Generally speaking, if installing one row and using a continuous rail-type system, your snow retention would be installed approximately 1 to 2 feet from the eave. Current code suggests 18″ inside the building envelope (ex. If your overhang is 1′ then the first row of snow guard should be at approximately 2.5′ from the eave) as this is most likely where heat will escape due to poor insulation, causing ice damming and snow build up. The majority of the snow load is carried on the bottom half of the roof due to heat loss, wind, sun exposure and gravity.
Exact placement of snow guards is a mixture of art and science. In general, snow accumulates on a roof with greater concentration near the eaves and valleys due to wind scouring. All snow guard devices rely upon the compressive strength of a bank of snow to resist its downward migration. The compressive strength of snow increases as it compacts from its own weight, increasing its density. This results with the greatest compressive strength of the snow bank at its base (adjacent to the roof surface) and at its downslope (eave) end. For this reason, the snow bank’s downslope extremity is the best place to interface with snow guards.
Additionally, slope is a critical component in the engineering/design of snow retention because steep slopes combined with long panel lengths are two of the factors that help determine if multiple rows of snow retention are needed.
When installing snow guards, always refer to the manufacturer’s instructions. Since snow guards are expected to last the entire service life of the roof, we recommend always using mechanically attached snow guards, never glued. Relying on caulk/adhesive for attachment is not the preferred method, whereas using a mechanically fastened clamp/rail combo is the stronger alternative.
The method of attachment of snow guards should be consistent with the roof type. Therefore, a face-fastened roof should use a face-fastened snow guard attachment with butyl copolymer sealants and fasteners of no less quality than those used for the roof itself. And, a standing seam roof should use clamp-to-seam attachments that are metallurgically compatible with the roof material.
For through-fastened roofs, sealants should be at least equal in performance to those used in the roof itself. In most cases, this means using high-quality butyl copolymer tapes and part designs that protect the sealant from UV exposure and over-compression – such as dome style fasteners. Similarly, fasteners should also last the life of the roof. Exposed fastener heads should be AlZn alloy or 300 series stainless steel, and washers should be black EPDM.
According to the MCA technical bulletin, sealants and washers can be used to protect the sealing material from direct exposure to sunlight. When choosing washers or sealants for waterproofing, use ones with the same chemistry as the washers and sealants present in the roof system to ensure a similar expected service life. Preferred sealants are isobutylene/isoprene (butyl) polymers or materials with similar of greater service life, while ethylene propylene diene monomer (EPDM) or similar materials are the preferred washer chemistry, using carbon black UV stabilizers.
It is important that the snow guard system is designed for each specific project.

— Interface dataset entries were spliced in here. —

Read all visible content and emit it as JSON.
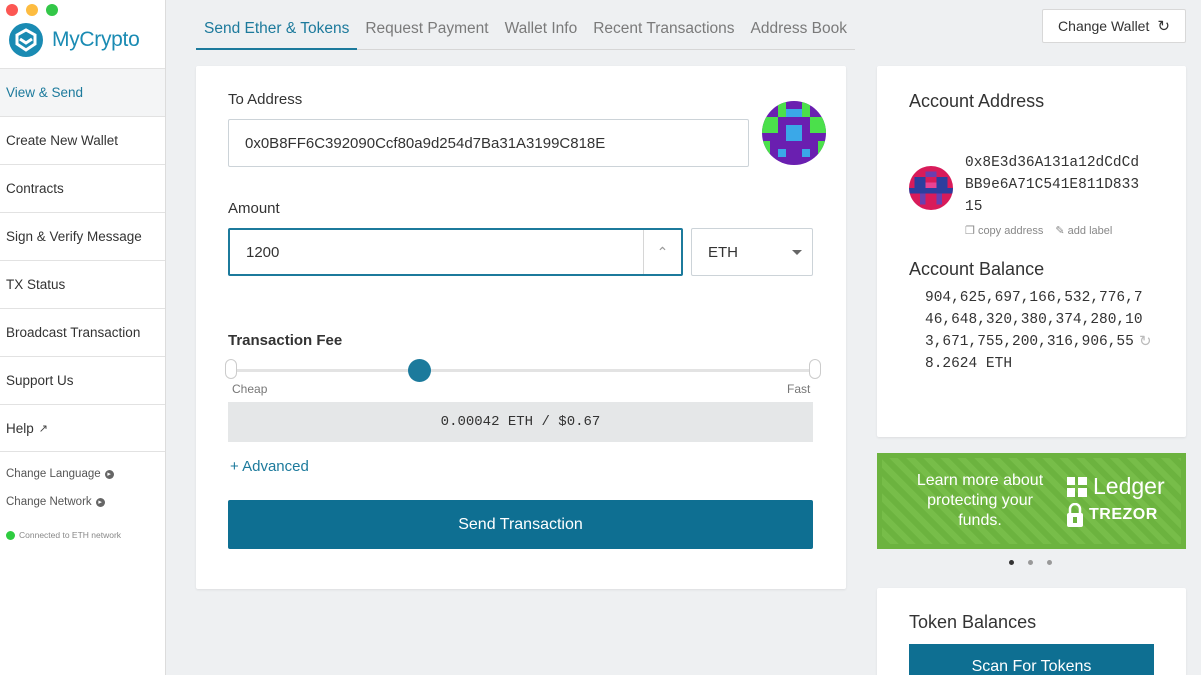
{
  "app": {
    "logo_text": "MyCrypto",
    "window_controls": [
      "#fc5753",
      "#fdbc40",
      "#33c748"
    ]
  },
  "sidebar": {
    "items": [
      {
        "label": "View & Send",
        "active": true
      },
      {
        "label": "Create New Wallet"
      },
      {
        "label": "Contracts"
      },
      {
        "label": "Sign & Verify Message"
      },
      {
        "label": "TX Status"
      },
      {
        "label": "Broadcast Transaction"
      },
      {
        "label": "Support Us"
      },
      {
        "label": "Help"
      }
    ],
    "change_language": "Change Language",
    "change_network": "Change Network",
    "status": "Connected to ETH network"
  },
  "tabs": [
    {
      "label": "Send Ether & Tokens",
      "active": true
    },
    {
      "label": "Request Payment"
    },
    {
      "label": "Wallet Info"
    },
    {
      "label": "Recent Transactions"
    },
    {
      "label": "Address Book"
    }
  ],
  "header": {
    "change_wallet": "Change Wallet"
  },
  "send": {
    "to_label": "To Address",
    "to_value": "0x0B8FF6C392090Ccf80a9d254d7Ba31A3199C818E",
    "amount_label": "Amount",
    "amount_value": "1200",
    "unit": "ETH",
    "fee_title": "Transaction Fee",
    "fee_level": 0.32,
    "cheap": "Cheap",
    "fast": "Fast",
    "fee_value": "0.00042 ETH / $0.67",
    "advanced": "+ Advanced",
    "send_button": "Send Transaction"
  },
  "account": {
    "address_title": "Account Address",
    "address": "0x8E3d36A131a12dCdCdBB9e6A71C541E811D83315",
    "copy_address": "copy address",
    "add_label": "add label",
    "balance_title": "Account Balance",
    "balance": "904,625,697,166,532,776,746,648,320,380,374,280,103,671,755,200,316,906,558.2624 ETH"
  },
  "promo": {
    "text": "Learn more about protecting your funds.",
    "ledger": "Ledger",
    "trezor": "TREZOR"
  },
  "tokens": {
    "title": "Token Balances",
    "scan_button": "Scan For Tokens"
  },
  "colors": {
    "accent": "#1c7a9c",
    "button": "#0e6f92",
    "promo": "#6cb33f",
    "status_ok": "#2ecc40"
  }
}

The steeper the roof, the greater the forces are that act on the snow guard assembly. For example, a 4:12 roof that is 50 feet from eave to ridge with a 40-psf design roof snow load will exert 633 pounds per linear foot of eave on the snow guard assembly. If the slope of the same roof is changed to 7:12, the force changes to 1,008 pounds per linear foot.

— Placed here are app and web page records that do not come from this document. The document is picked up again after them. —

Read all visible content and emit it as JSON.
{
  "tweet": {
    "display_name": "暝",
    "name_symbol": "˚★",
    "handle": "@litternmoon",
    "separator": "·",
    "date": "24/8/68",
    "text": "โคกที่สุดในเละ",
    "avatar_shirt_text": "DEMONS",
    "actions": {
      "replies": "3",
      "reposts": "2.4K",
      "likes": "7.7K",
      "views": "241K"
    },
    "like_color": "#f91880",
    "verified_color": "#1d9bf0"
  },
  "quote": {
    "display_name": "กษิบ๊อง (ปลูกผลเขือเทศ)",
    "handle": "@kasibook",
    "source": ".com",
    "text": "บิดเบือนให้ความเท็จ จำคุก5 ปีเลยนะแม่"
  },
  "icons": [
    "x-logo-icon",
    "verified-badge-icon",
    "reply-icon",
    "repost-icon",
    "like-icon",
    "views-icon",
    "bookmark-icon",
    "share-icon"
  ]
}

For installing snow guards, most of the tools needed are common to the trade.
When deciding on the right type of snow retention system, be sure the design is adequate and specific to your application and location.
Technical Resources from the Metal Construction Association:
- Qualifying Snow Retention Systems for Metal Roofing
- Metal Roof Design for Cold Climates
- Fastener Compatibility with Profiled Metal Roof and Wall Panels
For more information, visit www.metalconstruction.org/Tech-Resources